Exercise instructions:
Please count how many lines below contain the word "this" and give nothing but that figure.

☆ ☆ ☆

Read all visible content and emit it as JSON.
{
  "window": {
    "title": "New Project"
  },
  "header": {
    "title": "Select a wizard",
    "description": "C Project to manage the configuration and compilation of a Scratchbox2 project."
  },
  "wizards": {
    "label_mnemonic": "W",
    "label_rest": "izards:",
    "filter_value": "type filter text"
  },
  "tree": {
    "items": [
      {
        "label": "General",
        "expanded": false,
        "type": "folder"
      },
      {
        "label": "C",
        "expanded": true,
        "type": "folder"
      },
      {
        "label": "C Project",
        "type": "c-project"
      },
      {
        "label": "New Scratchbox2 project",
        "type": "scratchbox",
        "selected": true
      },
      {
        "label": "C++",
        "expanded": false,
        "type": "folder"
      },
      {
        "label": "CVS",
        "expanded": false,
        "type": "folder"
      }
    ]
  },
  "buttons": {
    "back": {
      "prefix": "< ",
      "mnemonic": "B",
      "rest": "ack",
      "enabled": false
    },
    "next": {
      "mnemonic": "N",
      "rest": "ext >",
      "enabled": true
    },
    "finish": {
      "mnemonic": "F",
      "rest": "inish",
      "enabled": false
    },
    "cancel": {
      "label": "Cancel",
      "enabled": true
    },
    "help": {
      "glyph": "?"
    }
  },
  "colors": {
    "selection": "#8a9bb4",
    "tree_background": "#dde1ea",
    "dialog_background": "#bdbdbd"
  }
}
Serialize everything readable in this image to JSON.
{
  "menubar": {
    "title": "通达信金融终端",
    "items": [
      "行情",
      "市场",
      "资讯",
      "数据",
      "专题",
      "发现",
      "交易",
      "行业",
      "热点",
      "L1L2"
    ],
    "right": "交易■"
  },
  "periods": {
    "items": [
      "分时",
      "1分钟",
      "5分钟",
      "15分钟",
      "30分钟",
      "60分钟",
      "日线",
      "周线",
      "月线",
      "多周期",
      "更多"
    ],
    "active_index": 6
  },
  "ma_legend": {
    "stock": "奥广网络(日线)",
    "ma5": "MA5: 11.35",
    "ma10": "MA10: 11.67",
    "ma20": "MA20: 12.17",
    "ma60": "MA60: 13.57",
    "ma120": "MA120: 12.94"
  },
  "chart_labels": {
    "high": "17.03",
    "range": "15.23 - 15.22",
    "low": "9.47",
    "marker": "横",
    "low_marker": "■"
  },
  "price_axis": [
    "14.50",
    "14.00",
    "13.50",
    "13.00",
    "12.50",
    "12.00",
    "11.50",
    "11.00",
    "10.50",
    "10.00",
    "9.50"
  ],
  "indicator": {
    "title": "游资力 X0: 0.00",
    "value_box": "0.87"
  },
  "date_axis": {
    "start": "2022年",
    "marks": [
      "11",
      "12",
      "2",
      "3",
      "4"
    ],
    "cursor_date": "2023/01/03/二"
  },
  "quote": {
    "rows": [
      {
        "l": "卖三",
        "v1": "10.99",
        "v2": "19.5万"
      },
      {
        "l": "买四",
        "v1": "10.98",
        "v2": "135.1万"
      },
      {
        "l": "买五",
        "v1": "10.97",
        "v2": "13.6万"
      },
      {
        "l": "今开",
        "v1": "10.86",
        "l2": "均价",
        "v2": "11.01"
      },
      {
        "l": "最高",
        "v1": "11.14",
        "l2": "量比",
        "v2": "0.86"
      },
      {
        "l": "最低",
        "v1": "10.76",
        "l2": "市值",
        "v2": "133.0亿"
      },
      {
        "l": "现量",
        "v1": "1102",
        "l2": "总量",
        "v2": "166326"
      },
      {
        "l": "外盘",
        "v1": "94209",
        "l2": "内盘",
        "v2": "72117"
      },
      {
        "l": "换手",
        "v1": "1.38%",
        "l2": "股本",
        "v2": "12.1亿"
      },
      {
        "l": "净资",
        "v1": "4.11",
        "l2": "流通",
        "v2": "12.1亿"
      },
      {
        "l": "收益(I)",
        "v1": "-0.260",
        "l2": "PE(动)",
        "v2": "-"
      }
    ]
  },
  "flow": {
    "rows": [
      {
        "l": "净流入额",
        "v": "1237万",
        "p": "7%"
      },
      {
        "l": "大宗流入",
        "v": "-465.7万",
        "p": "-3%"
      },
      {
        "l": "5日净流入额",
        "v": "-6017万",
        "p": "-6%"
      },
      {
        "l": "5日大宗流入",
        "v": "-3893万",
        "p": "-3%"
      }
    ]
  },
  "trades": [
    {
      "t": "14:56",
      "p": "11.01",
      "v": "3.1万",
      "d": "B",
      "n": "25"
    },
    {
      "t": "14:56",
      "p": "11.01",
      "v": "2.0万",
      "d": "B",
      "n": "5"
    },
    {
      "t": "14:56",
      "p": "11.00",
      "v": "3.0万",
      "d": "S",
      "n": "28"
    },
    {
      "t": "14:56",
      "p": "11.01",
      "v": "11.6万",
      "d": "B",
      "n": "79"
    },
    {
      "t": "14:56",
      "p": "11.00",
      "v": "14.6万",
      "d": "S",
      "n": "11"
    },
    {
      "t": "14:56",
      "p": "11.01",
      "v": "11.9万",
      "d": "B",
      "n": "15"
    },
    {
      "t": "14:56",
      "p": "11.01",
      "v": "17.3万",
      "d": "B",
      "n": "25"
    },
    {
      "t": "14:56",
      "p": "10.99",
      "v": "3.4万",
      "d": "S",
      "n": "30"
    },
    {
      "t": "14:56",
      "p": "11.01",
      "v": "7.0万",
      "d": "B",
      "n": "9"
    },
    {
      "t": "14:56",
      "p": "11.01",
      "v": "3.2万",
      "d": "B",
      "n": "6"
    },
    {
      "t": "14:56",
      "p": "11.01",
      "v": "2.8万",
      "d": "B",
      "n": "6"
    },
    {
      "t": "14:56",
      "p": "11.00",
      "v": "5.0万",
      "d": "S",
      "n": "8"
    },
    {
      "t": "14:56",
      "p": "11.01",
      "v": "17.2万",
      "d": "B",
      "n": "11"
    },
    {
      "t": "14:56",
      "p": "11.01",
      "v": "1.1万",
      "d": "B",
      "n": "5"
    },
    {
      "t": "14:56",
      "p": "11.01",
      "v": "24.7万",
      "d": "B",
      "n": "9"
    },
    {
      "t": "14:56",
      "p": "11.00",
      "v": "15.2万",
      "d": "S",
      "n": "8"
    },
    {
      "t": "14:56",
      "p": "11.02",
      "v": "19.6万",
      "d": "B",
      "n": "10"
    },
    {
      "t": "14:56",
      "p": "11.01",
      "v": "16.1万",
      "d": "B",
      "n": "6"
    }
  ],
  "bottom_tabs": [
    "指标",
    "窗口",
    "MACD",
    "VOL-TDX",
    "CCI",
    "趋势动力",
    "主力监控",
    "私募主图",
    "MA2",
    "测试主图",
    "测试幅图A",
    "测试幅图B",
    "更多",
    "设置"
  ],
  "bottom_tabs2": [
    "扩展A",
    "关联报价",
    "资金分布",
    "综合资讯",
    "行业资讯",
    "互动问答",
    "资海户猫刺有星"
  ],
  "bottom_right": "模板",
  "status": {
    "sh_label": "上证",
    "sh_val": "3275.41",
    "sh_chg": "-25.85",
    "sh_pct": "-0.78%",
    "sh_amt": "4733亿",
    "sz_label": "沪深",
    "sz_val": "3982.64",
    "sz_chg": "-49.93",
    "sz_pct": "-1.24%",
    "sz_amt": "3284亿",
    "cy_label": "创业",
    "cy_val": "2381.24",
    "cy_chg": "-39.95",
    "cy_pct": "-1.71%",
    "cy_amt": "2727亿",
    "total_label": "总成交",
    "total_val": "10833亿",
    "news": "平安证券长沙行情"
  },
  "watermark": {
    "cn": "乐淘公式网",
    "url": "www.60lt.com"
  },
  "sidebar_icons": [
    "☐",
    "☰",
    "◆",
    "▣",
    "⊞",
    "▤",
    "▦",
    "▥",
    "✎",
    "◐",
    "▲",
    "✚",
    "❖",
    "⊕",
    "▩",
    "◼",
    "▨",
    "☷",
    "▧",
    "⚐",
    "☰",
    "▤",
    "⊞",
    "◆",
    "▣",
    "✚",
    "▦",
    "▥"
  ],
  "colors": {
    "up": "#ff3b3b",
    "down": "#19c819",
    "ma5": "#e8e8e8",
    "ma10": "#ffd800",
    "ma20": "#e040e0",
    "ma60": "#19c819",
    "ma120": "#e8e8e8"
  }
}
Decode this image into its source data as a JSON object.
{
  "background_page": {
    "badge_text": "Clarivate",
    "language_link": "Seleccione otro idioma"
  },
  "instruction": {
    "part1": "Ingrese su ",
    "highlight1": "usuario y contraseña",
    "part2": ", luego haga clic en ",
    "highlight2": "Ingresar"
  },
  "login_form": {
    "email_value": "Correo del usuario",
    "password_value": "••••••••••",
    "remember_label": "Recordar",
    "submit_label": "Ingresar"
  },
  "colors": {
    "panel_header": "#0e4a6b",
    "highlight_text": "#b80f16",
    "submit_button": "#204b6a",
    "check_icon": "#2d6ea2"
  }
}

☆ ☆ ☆

Finished task:
2